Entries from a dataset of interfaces
────────────────────────────────────────

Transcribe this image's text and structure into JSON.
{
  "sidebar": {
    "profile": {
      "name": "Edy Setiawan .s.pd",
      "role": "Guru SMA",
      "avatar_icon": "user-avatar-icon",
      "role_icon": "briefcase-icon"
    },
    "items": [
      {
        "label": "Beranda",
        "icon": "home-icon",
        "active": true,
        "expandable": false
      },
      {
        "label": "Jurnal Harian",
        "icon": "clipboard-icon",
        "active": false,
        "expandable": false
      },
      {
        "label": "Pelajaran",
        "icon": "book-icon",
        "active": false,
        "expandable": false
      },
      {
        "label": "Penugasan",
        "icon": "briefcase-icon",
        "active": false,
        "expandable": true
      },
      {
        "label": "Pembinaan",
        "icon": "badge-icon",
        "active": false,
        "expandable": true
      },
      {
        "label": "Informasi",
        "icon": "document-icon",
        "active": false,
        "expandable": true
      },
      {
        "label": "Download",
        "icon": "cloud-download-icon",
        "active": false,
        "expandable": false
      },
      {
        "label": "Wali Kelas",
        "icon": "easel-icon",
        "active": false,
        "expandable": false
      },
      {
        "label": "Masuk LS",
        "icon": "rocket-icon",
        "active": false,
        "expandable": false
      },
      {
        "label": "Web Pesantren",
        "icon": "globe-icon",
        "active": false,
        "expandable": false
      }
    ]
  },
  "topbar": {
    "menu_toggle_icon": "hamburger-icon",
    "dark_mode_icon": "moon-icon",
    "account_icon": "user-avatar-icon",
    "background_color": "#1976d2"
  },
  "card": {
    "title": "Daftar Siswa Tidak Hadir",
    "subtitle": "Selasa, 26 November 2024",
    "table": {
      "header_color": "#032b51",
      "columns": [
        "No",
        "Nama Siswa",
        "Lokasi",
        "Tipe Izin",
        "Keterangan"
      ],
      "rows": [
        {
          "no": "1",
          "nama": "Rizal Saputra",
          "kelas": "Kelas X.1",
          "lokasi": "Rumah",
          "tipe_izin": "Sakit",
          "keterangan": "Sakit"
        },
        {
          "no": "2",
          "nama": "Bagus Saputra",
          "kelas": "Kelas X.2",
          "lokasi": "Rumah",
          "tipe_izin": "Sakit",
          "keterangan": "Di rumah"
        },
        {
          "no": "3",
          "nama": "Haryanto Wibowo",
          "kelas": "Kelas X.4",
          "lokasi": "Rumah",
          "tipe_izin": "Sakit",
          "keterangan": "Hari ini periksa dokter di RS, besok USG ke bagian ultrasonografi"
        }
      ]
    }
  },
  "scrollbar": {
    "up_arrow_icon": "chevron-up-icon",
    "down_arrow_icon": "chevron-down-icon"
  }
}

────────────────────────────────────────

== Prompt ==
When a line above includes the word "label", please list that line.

== The completed task ==
        "label": "Beranda",
        "label": "Jurnal Harian",
        "label": "Pelajaran",
        "label": "Penugasan",
        "label": "Pembinaan",
        "label": "Informasi",
        "label": "Download",
        "label": "Wali Kelas",
        "label": "Masuk LS",
        "label": "Web Pesantren",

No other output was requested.